**Problem description**
The response should be the complete listing below, unchanged.

**Dataset excerpts**

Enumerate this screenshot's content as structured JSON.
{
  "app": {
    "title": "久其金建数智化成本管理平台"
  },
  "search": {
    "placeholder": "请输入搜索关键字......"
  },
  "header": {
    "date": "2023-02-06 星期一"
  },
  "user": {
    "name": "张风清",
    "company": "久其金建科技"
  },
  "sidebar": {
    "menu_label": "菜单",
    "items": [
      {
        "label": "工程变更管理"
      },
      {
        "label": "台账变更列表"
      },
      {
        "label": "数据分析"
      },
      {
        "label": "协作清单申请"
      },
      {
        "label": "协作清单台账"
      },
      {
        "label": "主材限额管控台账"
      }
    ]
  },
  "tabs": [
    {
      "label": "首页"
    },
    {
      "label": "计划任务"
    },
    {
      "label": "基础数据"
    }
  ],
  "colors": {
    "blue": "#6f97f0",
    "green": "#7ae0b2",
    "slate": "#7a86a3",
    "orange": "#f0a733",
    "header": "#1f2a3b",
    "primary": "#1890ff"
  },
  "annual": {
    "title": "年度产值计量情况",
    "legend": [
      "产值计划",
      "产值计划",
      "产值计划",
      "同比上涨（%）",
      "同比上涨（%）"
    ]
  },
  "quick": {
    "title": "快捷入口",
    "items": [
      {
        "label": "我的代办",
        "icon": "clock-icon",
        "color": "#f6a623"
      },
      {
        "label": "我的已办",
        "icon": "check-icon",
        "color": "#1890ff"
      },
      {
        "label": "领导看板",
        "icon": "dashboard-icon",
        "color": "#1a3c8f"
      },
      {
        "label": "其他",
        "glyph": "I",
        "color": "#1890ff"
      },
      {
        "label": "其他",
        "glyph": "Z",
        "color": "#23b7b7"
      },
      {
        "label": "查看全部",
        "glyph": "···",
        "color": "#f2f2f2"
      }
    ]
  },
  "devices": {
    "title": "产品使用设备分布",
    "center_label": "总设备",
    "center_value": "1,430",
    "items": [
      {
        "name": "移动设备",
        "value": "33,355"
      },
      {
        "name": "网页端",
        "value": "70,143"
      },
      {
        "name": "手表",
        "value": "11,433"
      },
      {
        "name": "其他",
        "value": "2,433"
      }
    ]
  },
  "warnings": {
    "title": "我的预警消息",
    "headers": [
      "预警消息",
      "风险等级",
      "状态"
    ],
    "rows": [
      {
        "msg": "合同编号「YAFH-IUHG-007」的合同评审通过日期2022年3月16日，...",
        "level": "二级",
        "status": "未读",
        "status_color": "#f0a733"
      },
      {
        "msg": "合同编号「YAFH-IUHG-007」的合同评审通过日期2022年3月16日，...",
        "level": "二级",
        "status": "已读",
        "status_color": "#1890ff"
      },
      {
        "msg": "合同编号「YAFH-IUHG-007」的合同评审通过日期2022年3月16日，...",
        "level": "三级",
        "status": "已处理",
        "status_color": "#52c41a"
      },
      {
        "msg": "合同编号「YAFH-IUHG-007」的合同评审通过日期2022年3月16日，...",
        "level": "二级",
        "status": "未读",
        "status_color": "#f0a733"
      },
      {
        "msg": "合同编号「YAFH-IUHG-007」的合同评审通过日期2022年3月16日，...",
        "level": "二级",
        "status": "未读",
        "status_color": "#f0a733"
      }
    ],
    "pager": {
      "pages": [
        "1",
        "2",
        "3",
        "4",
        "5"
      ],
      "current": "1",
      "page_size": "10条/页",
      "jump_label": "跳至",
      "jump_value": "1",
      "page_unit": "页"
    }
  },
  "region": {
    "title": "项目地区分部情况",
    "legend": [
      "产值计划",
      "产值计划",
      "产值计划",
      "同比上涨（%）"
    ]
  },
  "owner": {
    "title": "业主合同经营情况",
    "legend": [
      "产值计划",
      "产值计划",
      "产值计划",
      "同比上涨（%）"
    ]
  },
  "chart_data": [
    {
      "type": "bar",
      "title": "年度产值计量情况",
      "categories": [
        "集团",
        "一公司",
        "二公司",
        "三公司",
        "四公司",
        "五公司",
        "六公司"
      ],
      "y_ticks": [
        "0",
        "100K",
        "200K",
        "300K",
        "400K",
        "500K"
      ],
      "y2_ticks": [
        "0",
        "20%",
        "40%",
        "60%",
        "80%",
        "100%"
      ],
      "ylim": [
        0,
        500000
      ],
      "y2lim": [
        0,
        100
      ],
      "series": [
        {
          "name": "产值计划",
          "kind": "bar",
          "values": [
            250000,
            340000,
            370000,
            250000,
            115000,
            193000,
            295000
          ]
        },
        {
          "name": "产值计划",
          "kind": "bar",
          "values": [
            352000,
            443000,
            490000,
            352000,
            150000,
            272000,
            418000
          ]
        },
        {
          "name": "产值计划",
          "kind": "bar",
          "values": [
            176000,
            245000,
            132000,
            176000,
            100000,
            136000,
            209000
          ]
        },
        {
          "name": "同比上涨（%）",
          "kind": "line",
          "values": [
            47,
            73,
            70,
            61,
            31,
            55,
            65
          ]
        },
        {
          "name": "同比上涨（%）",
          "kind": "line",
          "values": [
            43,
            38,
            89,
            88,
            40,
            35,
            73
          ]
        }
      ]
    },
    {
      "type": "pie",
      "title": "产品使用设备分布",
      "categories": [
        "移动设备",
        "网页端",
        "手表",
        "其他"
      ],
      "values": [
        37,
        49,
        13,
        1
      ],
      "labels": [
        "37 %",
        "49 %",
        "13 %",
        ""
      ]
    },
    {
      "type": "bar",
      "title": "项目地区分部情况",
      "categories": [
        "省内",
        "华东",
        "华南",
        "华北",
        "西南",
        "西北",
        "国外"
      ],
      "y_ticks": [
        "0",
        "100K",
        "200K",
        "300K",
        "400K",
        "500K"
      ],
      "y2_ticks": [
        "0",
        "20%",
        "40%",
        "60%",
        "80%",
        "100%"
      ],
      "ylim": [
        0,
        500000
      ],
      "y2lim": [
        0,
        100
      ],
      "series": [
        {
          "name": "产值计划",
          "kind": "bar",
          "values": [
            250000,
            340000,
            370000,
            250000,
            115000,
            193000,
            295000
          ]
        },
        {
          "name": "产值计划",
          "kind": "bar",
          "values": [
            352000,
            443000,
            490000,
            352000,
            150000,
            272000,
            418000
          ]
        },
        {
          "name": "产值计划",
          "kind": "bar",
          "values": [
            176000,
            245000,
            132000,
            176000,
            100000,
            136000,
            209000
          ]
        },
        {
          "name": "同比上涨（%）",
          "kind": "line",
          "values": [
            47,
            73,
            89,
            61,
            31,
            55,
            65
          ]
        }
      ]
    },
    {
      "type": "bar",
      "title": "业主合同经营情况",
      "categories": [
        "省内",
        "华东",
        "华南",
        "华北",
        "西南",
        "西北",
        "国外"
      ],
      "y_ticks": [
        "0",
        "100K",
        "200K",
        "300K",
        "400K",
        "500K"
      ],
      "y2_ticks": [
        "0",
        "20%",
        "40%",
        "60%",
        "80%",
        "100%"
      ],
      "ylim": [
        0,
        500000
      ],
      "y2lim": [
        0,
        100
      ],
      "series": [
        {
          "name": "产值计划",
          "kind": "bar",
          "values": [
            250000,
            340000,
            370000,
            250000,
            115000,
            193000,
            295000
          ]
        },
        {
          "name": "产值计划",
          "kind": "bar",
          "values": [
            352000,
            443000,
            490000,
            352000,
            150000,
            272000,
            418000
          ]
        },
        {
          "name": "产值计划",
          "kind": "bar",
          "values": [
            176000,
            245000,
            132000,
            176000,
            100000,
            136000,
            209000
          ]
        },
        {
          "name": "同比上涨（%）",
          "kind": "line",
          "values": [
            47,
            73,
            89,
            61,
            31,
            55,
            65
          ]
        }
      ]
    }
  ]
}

**Output for this exercise**
Enumerate this screenshot's content as structured JSON.
{
  "app": {
    "title": "久其金建数智化成本管理平台"
  },
  "search": {
    "placeholder": "请输入搜索关键字......"
  },
  "header": {
    "date": "2023-02-06 星期一"
  },
  "user": {
    "name": "张风清",
    "company": "久其金建科技"
  },
  "sidebar": {
    "menu_label": "菜单",
    "items": [
      {
        "label": "工程变更管理"
      },
      {
        "label": "台账变更列表"
      },
      {
        "label": "数据分析"
      },
      {
        "label": "协作清单申请"
      },
      {
        "label": "协作清单台账"
      },
      {
        "label": "主材限额管控台账"
      }
    ]
  },
  "tabs": [
    {
      "label": "首页"
    },
    {
      "label": "计划任务"
    },
    {
      "label": "基础数据"
    }
  ],
  "colors": {
    "blue": "#6f97f0",
    "green": "#7ae0b2",
    "slate": "#7a86a3",
    "orange": "#f0a733",
    "header": "#1f2a3b",
    "primary": "#1890ff"
  },
  "annual": {
    "title": "年度产值计量情况",
    "legend": [
      "产值计划",
      "产值计划",
      "产值计划",
      "同比上涨（%）",
      "同比上涨（%）"
    ]
  },
  "quick": {
    "title": "快捷入口",
    "items": [
      {
        "label": "我的代办",
        "icon": "clock-icon",
        "color": "#f6a623"
      },
      {
        "label": "我的已办",
        "icon": "check-icon",
        "color": "#1890ff"
      },
      {
        "label": "领导看板",
        "icon": "dashboard-icon",
        "color": "#1a3c8f"
      },
      {
        "label": "其他",
        "glyph": "I",
        "color": "#1890ff"
      },
      {
        "label": "其他",
        "glyph": "Z",
        "color": "#23b7b7"
      },
      {
        "label": "查看全部",
        "glyph": "···",
        "color": "#f2f2f2"
      }
    ]
  },
  "devices": {
    "title": "产品使用设备分布",
    "center_label": "总设备",
    "center_value": "1,430",
    "items": [
      {
        "name": "移动设备",
        "value": "33,355"
      },
      {
        "name": "网页端",
        "value": "70,143"
      },
      {
        "name": "手表",
        "value": "11,433"
      },
      {
        "name": "其他",
        "value": "2,433"
      }
    ]
  },
  "warnings": {
    "title": "我的预警消息",
    "headers": [
      "预警消息",
      "风险等级",
      "状态"
    ],
    "rows": [
      {
        "msg": "合同编号「YAFH-IUHG-007」的合同评审通过日期2022年3月16日，...",
        "level": "二级",
        "status": "未读",
        "status_color": "#f0a733"
      },
      {
        "msg": "合同编号「YAFH-IUHG-007」的合同评审通过日期2022年3月16日，...",
        "level": "二级",
        "status": "已读",
        "status_color": "#1890ff"
      },
      {
        "msg": "合同编号「YAFH-IUHG-007」的合同评审通过日期2022年3月16日，...",
        "level": "三级",
        "status": "已处理",
        "status_color": "#52c41a"
      },
      {
        "msg": "合同编号「YAFH-IUHG-007」的合同评审通过日期2022年3月16日，...",
        "level": "二级",
        "status": "未读",
        "status_color": "#f0a733"
      },
      {
        "msg": "合同编号「YAFH-IUHG-007」的合同评审通过日期2022年3月16日，...",
        "level": "二级",
        "status": "未读",
        "status_color": "#f0a733"
      }
    ],
    "pager": {
      "pages": [
        "1",
        "2",
        "3",
        "4",
        "5"
      ],
      "current": "1",
      "page_size": "10条/页",
      "jump_label": "跳至",
      "jump_value": "1",
      "page_unit": "页"
    }
  },
  "region": {
    "title": "项目地区分部情况",
    "legend": [
      "产值计划",
      "产值计划",
      "产值计划",
      "同比上涨（%）"
    ]
  },
  "owner": {
    "title": "业主合同经营情况",
    "legend": [
      "产值计划",
      "产值计划",
      "产值计划",
      "同比上涨（%）"
    ]
  },
  "chart_data": [
    {
      "type": "bar",
      "title": "年度产值计量情况",
      "categories": [
        "集团",
        "一公司",
        "二公司",
        "三公司",
        "四公司",
        "五公司",
        "六公司"
      ],
      "y_ticks": [
        "0",
        "100K",
        "200K",
        "300K",
        "400K",
        "500K"
      ],
      "y2_ticks": [
        "0",
        "20%",
        "40%",
        "60%",
        "80%",
        "100%"
      ],
      "ylim": [
        0,
        500000
      ],
      "y2lim": [
        0,
        100
      ],
      "series": [
        {
          "name": "产值计划",
          "kind": "bar",
          "values": [
            250000,
            340000,
            370000,
            250000,
            115000,
            193000,
            295000
          ]
        },
        {
          "name": "产值计划",
          "kind": "bar",
          "values": [
            352000,
            443000,
            490000,
            352000,
            150000,
            272000,
            418000
          ]
        },
        {
          "name": "产值计划",
          "kind": "bar",
          "values": [
            176000,
            245000,
            132000,
            176000,
            100000,
            136000,
            209000
          ]
        },
        {
          "name": "同比上涨（%）",
          "kind": "line",
          "values": [
            47,
            73,
            70,
            61,
            31,
            55,
            65
          ]
        },
        {
          "name": "同比上涨（%）",
          "kind": "line",
          "values": [
            43,
            38,
            89,
            88,
            40,
            35,
            73
          ]
        }
      ]
    },
    {
      "type": "pie",
      "title": "产品使用设备分布",
      "categories": [
        "移动设备",
        "网页端",
        "手表",
        "其他"
      ],
      "values": [
        37,
        49,
        13,
        1
      ],
      "labels": [
        "37 %",
        "49 %",
        "13 %",
        ""
      ]
    },
    {
      "type": "bar",
      "title": "项目地区分部情况",
      "categories": [
        "省内",
        "华东",
        "华南",
        "华北",
        "西南",
        "西北",
        "国外"
      ],
      "y_ticks": [
        "0",
        "100K",
        "200K",
        "300K",
        "400K",
        "500K"
      ],
      "y2_ticks": [
        "0",
        "20%",
        "40%",
        "60%",
        "80%",
        "100%"
      ],
      "ylim": [
        0,
        500000
      ],
      "y2lim": [
        0,
        100
      ],
      "series": [
        {
          "name": "产值计划",
          "kind": "bar",
          "values": [
            250000,
            340000,
            370000,
            250000,
            115000,
            193000,
            295000
          ]
        },
        {
          "name": "产值计划",
          "kind": "bar",
          "values": [
            352000,
            443000,
            490000,
            352000,
            150000,
            272000,
            418000
          ]
        },
        {
          "name": "产值计划",
          "kind": "bar",
          "values": [
            176000,
            245000,
            132000,
            176000,
            100000,
            136000,
            209000
          ]
        },
        {
          "name": "同比上涨（%）",
          "kind": "line",
          "values": [
            47,
            73,
            89,
            61,
            31,
            55,
            65
          ]
        }
      ]
    },
    {
      "type": "bar",
      "title": "业主合同经营情况",
      "categories": [
        "省内",
        "华东",
        "华南",
        "华北",
        "西南",
        "西北",
        "国外"
      ],
      "y_ticks": [
        "0",
        "100K",
        "200K",
        "300K",
        "400K",
        "500K"
      ],
      "y2_ticks": [
        "0",
        "20%",
        "40%",
        "60%",
        "80%",
        "100%"
      ],
      "ylim": [
        0,
        500000
      ],
      "y2lim": [
        0,
        100
      ],
      "series": [
        {
          "name": "产值计划",
          "kind": "bar",
          "values": [
            250000,
            340000,
            370000,
            250000,
            115000,
            193000,
            295000
          ]
        },
        {
          "name": "产值计划",
          "kind": "bar",
          "values": [
            352000,
            443000,
            490000,
            352000,
            150000,
            272000,
            418000
          ]
        },
        {
          "name": "产值计划",
          "kind": "bar",
          "values": [
            176000,
            245000,
            132000,
            176000,
            100000,
            136000,
            209000
          ]
        },
        {
          "name": "同比上涨（%）",
          "kind": "line",
          "values": [
            47,
            73,
            89,
            61,
            31,
            55,
            65
          ]
        }
      ]
    }
  ]
}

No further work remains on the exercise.